◆ DATA IN THIS EXERCISE:
* * * * * * *
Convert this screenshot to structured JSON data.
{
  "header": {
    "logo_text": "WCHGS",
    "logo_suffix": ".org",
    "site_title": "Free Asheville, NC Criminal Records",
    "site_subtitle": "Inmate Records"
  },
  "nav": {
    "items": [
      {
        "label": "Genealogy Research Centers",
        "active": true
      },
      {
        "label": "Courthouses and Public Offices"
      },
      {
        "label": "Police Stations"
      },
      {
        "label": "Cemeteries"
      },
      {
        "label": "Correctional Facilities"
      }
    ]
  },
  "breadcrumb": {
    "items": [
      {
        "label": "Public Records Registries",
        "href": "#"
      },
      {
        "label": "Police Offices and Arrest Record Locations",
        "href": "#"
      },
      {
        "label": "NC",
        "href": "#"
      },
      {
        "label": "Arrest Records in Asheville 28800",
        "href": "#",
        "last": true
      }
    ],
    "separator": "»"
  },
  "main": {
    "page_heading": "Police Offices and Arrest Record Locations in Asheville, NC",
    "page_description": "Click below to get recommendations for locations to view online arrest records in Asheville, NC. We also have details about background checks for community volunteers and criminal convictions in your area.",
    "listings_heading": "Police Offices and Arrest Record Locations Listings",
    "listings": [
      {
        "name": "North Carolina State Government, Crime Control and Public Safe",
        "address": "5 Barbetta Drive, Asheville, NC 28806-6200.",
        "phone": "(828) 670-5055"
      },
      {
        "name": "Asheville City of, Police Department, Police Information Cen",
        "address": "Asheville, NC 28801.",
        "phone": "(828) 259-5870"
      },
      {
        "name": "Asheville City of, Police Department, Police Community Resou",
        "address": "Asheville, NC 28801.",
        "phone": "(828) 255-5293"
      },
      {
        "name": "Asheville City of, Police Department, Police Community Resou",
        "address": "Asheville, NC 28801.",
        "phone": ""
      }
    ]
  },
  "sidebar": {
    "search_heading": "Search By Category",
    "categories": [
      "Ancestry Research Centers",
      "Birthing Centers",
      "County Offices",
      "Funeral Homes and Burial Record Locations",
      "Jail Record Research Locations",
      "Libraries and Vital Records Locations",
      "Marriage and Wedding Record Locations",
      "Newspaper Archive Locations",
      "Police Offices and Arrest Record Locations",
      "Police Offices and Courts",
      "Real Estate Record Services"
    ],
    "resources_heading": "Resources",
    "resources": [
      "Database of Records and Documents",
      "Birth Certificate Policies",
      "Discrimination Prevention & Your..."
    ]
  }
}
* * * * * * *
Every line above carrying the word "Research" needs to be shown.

        "label": "Genealogy Research Centers",
      "Ancestry Research Centers",
      "Jail Record Research Locations",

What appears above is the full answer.